During the mid 1980s, there was concern that mosquitoes could vector HIV. There were studies conducted in the United States and abroad. They found that mosquitoes did not transmit HIV. However, there was still a lot of misconception about mosquitoes and AIDS. Fortunately, modern medical treatment has made living with HIV safer.
When a mosquito bites a human, the mosquito takes blood and saliva into its digestive system. It then breaks down the blood and nutrients in its gut. Its digestive system also degrades the HIV virus. Some viruses are resistant to the digestion process.
Some viruses make it into the mosquito’s salivary glands, but not HIV. It cannot reproduce in mosquitoes because mosquitoes do not have the cell receptors needed to reproduce HIV.
Mosquitoes can spread a number of diseases, including malaria. They also carry the dengue fever and Japanese encephalitis viruses. However, malaria is caused by a parasite that lives in the mosquito gut. The parasite migrates to the insect salivary glands. It then matures into an infectious form.
The mosquito’s digestive system also breaks down the virus particles in the blood. However, some viruses can survive the process. Some viruses are even able to bore their way out of the mosquito’s stomach. The digestive system of the mosquito breaks down the virus in a manner that is similar to how a human would break down food.

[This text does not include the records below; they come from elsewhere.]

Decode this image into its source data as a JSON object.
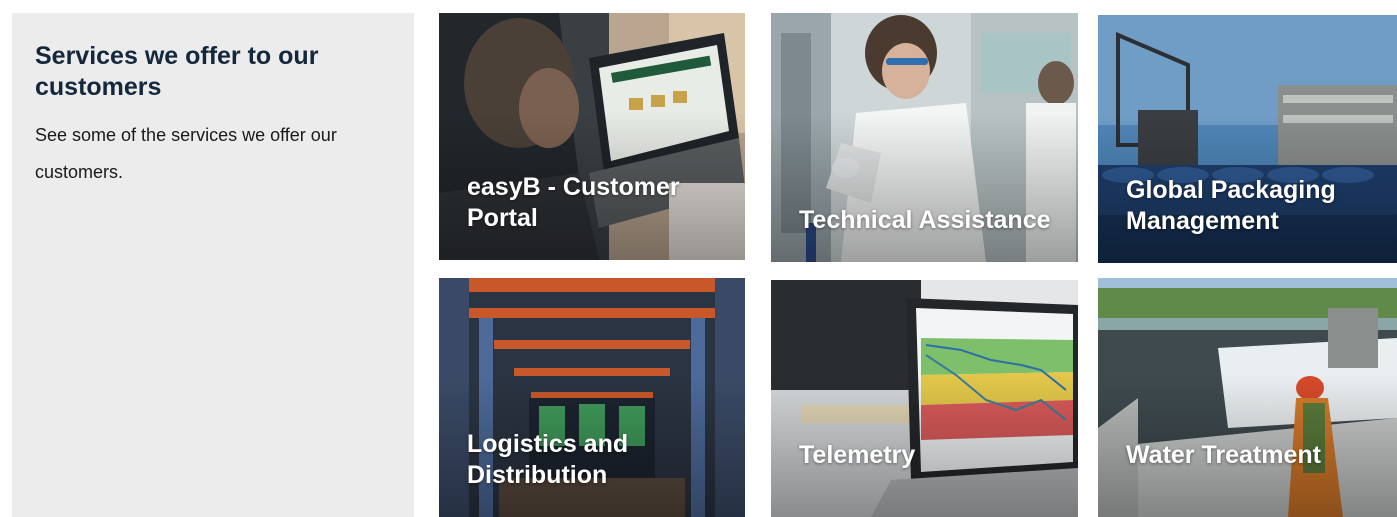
{
  "intro": {
    "title": "Services we offer to our customers",
    "description": "See some of the services we offer our customers."
  },
  "services": [
    {
      "label": "easyB - Customer Portal",
      "image": "laptop-user-photo"
    },
    {
      "label": "Technical Assistance",
      "image": "lab-technician-photo"
    },
    {
      "label": "Global Packaging Management",
      "image": "drum-storage-yard-photo"
    },
    {
      "label": "Logistics and Distribution",
      "image": "warehouse-racks-photo"
    },
    {
      "label": "Telemetry",
      "image": "laptop-telemetry-chart-photo"
    },
    {
      "label": "Water Treatment",
      "image": "water-treatment-plant-photo"
    }
  ],
  "colors": {
    "intro_background": "#ececec",
    "title_color": "#15273d",
    "label_color": "#ffffff"
  }
}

The amount of virus that is present in the mosquito’s mouth part is quite small.